[Supplied information — start]

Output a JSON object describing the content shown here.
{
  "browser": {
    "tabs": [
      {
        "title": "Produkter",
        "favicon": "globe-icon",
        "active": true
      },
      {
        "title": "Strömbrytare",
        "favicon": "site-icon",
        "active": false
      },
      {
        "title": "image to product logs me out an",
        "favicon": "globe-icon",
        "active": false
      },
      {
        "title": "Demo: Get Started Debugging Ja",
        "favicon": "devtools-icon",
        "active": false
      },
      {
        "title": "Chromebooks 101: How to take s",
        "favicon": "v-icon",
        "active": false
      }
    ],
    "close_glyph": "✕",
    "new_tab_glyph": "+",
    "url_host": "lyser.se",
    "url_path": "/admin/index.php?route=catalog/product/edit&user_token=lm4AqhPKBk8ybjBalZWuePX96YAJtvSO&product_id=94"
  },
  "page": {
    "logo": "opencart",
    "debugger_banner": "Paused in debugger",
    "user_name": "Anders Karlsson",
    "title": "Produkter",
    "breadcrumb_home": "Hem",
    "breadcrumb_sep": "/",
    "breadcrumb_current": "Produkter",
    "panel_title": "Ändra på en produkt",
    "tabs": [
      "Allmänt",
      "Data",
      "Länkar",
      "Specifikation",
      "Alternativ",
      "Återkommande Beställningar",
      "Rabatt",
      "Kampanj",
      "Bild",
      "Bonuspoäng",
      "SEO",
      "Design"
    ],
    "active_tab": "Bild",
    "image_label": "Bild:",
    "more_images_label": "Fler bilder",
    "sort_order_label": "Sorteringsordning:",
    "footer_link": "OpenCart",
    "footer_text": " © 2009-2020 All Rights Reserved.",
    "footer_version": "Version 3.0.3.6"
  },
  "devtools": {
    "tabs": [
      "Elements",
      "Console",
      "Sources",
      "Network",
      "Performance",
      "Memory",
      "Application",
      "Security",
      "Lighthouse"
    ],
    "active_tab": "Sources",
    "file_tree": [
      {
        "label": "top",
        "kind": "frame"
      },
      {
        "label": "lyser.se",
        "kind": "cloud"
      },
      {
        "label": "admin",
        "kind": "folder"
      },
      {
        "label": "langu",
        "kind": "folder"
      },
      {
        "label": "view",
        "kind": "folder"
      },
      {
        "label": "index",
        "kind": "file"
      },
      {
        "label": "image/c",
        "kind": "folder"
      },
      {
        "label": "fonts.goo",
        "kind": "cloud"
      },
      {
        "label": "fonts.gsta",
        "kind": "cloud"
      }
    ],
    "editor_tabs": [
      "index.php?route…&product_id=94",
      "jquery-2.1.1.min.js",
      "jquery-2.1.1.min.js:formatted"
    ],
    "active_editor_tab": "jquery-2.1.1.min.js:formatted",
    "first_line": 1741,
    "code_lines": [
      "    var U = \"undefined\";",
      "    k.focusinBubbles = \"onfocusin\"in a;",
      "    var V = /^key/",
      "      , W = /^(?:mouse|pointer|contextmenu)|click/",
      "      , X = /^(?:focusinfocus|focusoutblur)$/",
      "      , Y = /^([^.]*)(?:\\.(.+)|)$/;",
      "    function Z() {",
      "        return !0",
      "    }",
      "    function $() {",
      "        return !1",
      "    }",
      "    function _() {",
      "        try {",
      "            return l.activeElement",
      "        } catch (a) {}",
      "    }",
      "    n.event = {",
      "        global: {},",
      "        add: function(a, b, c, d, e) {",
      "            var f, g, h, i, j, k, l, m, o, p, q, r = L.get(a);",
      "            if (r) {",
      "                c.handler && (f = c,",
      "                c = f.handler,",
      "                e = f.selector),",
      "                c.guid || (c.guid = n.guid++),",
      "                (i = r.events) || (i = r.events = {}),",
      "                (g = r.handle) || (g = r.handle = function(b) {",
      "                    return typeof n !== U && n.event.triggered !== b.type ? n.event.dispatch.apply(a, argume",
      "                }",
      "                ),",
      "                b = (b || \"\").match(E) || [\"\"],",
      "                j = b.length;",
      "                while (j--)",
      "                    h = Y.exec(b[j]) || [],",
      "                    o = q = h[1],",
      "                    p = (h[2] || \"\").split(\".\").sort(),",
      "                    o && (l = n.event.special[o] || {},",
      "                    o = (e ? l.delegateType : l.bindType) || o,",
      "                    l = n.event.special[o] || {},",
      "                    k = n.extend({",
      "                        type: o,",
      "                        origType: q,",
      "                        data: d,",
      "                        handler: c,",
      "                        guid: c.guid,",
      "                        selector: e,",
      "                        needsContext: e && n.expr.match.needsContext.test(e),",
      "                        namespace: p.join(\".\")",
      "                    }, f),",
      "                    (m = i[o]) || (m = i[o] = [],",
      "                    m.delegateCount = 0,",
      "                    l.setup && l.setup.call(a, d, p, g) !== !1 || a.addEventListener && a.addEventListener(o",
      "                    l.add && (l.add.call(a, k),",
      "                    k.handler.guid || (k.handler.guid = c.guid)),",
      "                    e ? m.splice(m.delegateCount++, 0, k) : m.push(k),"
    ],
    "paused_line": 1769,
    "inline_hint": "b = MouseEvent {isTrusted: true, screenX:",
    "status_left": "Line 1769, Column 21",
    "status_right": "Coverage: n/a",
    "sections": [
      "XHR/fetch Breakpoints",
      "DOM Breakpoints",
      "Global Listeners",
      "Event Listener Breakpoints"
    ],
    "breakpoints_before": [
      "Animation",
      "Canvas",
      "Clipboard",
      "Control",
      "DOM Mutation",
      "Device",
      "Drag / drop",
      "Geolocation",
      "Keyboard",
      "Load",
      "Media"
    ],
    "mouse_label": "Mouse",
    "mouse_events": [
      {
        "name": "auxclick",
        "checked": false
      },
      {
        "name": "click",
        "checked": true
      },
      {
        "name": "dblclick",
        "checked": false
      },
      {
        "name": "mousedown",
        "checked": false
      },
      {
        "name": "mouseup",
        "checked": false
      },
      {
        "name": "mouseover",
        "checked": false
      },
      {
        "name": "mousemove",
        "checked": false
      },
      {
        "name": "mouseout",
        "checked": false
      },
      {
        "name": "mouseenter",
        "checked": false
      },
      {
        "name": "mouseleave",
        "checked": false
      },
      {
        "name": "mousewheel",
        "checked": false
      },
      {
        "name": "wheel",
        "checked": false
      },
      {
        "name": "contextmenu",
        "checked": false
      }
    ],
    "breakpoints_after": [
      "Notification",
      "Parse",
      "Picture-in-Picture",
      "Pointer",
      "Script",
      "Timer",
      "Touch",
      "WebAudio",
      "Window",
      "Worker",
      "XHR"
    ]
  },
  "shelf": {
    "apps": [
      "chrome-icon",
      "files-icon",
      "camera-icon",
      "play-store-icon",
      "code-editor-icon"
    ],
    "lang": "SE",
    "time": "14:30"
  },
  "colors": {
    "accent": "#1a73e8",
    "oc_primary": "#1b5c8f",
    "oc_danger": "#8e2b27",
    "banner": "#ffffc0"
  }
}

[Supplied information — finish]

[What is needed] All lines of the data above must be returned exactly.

[Written answer]
Output a JSON object describing the content shown here.
{
  "browser": {
    "tabs": [
      {
        "title": "Produkter",
        "favicon": "globe-icon",
        "active": true
      },
      {
        "title": "Strömbrytare",
        "favicon": "site-icon",
        "active": false
      },
      {
        "title": "image to product logs me out an",
        "favicon": "globe-icon",
        "active": false
      },
      {
        "title": "Demo: Get Started Debugging Ja",
        "favicon": "devtools-icon",
        "active": false
      },
      {
        "title": "Chromebooks 101: How to take s",
        "favicon": "v-icon",
        "active": false
      }
    ],
    "close_glyph": "✕",
    "new_tab_glyph": "+",
    "url_host": "lyser.se",
    "url_path": "/admin/index.php?route=catalog/product/edit&user_token=lm4AqhPKBk8ybjBalZWuePX96YAJtvSO&product_id=94"
  },
  "page": {
    "logo": "opencart",
    "debugger_banner": "Paused in debugger",
    "user_name": "Anders Karlsson",
    "title": "Produkter",
    "breadcrumb_home": "Hem",
    "breadcrumb_sep": "/",
    "breadcrumb_current": "Produkter",
    "panel_title": "Ändra på en produkt",
    "tabs": [
      "Allmänt",
      "Data",
      "Länkar",
      "Specifikation",
      "Alternativ",
      "Återkommande Beställningar",
      "Rabatt",
      "Kampanj",
      "Bild",
      "Bonuspoäng",
      "SEO",
      "Design"
    ],
    "active_tab": "Bild",
    "image_label": "Bild:",
    "more_images_label": "Fler bilder",
    "sort_order_label": "Sorteringsordning:",
    "footer_link": "OpenCart",
    "footer_text": " © 2009-2020 All Rights Reserved.",
    "footer_version": "Version 3.0.3.6"
  },
  "devtools": {
    "tabs": [
      "Elements",
      "Console",
      "Sources",
      "Network",
      "Performance",
      "Memory",
      "Application",
      "Security",
      "Lighthouse"
    ],
    "active_tab": "Sources",
    "file_tree": [
      {
        "label": "top",
        "kind": "frame"
      },
      {
        "label": "lyser.se",
        "kind": "cloud"
      },
      {
        "label": "admin",
        "kind": "folder"
      },
      {
        "label": "langu",
        "kind": "folder"
      },
      {
        "label": "view",
        "kind": "folder"
      },
      {
        "label": "index",
        "kind": "file"
      },
      {
        "label": "image/c",
        "kind": "folder"
      },
      {
        "label": "fonts.goo",
        "kind": "cloud"
      },
      {
        "label": "fonts.gsta",
        "kind": "cloud"
      }
    ],
    "editor_tabs": [
      "index.php?route…&product_id=94",
      "jquery-2.1.1.min.js",
      "jquery-2.1.1.min.js:formatted"
    ],
    "active_editor_tab": "jquery-2.1.1.min.js:formatted",
    "first_line": 1741,
    "code_lines": [
      "    var U = \"undefined\";",
      "    k.focusinBubbles = \"onfocusin\"in a;",
      "    var V = /^key/",
      "      , W = /^(?:mouse|pointer|contextmenu)|click/",
      "      , X = /^(?:focusinfocus|focusoutblur)$/",
      "      , Y = /^([^.]*)(?:\\.(.+)|)$/;",
      "    function Z() {",
      "        return !0",
      "    }",
      "    function $() {",
      "        return !1",
      "    }",
      "    function _() {",
      "        try {",
      "            return l.activeElement",
      "        } catch (a) {}",
      "    }",
      "    n.event = {",
      "        global: {},",
      "        add: function(a, b, c, d, e) {",
      "            var f, g, h, i, j, k, l, m, o, p, q, r = L.get(a);",
      "            if (r) {",
      "                c.handler && (f = c,",
      "                c = f.handler,",
      "                e = f.selector),",
      "                c.guid || (c.guid = n.guid++),",
      "                (i = r.events) || (i = r.events = {}),",
      "                (g = r.handle) || (g = r.handle = function(b) {",
      "                    return typeof n !== U && n.event.triggered !== b.type ? n.event.dispatch.apply(a, argume",
      "                }",
      "                ),",
      "                b = (b || \"\").match(E) || [\"\"],",
      "                j = b.length;",
      "                while (j--)",
      "                    h = Y.exec(b[j]) || [],",
      "                    o = q = h[1],",
      "                    p = (h[2] || \"\").split(\".\").sort(),",
      "                    o && (l = n.event.special[o] || {},",
      "                    o = (e ? l.delegateType : l.bindType) || o,",
      "                    l = n.event.special[o] || {},",
      "                    k = n.extend({",
      "                        type: o,",
      "                        origType: q,",
      "                        data: d,",
      "                        handler: c,",
      "                        guid: c.guid,",
      "                        selector: e,",
      "                        needsContext: e && n.expr.match.needsContext.test(e),",
      "                        namespace: p.join(\".\")",
      "                    }, f),",
      "                    (m = i[o]) || (m = i[o] = [],",
      "                    m.delegateCount = 0,",
      "                    l.setup && l.setup.call(a, d, p, g) !== !1 || a.addEventListener && a.addEventListener(o",
      "                    l.add && (l.add.call(a, k),",
      "                    k.handler.guid || (k.handler.guid = c.guid)),",
      "                    e ? m.splice(m.delegateCount++, 0, k) : m.push(k),"
    ],
    "paused_line": 1769,
    "inline_hint": "b = MouseEvent {isTrusted: true, screenX:",
    "status_left": "Line 1769, Column 21",
    "status_right": "Coverage: n/a",
    "sections": [
      "XHR/fetch Breakpoints",
      "DOM Breakpoints",
      "Global Listeners",
      "Event Listener Breakpoints"
    ],
    "breakpoints_before": [
      "Animation",
      "Canvas",
      "Clipboard",
      "Control",
      "DOM Mutation",
      "Device",
      "Drag / drop",
      "Geolocation",
      "Keyboard",
      "Load",
      "Media"
    ],
    "mouse_label": "Mouse",
    "mouse_events": [
      {
        "name": "auxclick",
        "checked": false
      },
      {
        "name": "click",
        "checked": true
      },
      {
        "name": "dblclick",
        "checked": false
      },
      {
        "name": "mousedown",
        "checked": false
      },
      {
        "name": "mouseup",
        "checked": false
      },
      {
        "name": "mouseover",
        "checked": false
      },
      {
        "name": "mousemove",
        "checked": false
      },
      {
        "name": "mouseout",
        "checked": false
      },
      {
        "name": "mouseenter",
        "checked": false
      },
      {
        "name": "mouseleave",
        "checked": false
      },
      {
        "name": "mousewheel",
        "checked": false
      },
      {
        "name": "wheel",
        "checked": false
      },
      {
        "name": "contextmenu",
        "checked": false
      }
    ],
    "breakpoints_after": [
      "Notification",
      "Parse",
      "Picture-in-Picture",
      "Pointer",
      "Script",
      "Timer",
      "Touch",
      "WebAudio",
      "Window",
      "Worker",
      "XHR"
    ]
  },
  "shelf": {
    "apps": [
      "chrome-icon",
      "files-icon",
      "camera-icon",
      "play-store-icon",
      "code-editor-icon"
    ],
    "lang": "SE",
    "time": "14:30"
  },
  "colors": {
    "accent": "#1a73e8",
    "oc_primary": "#1b5c8f",
    "oc_danger": "#8e2b27",
    "banner": "#ffffc0"
  }
}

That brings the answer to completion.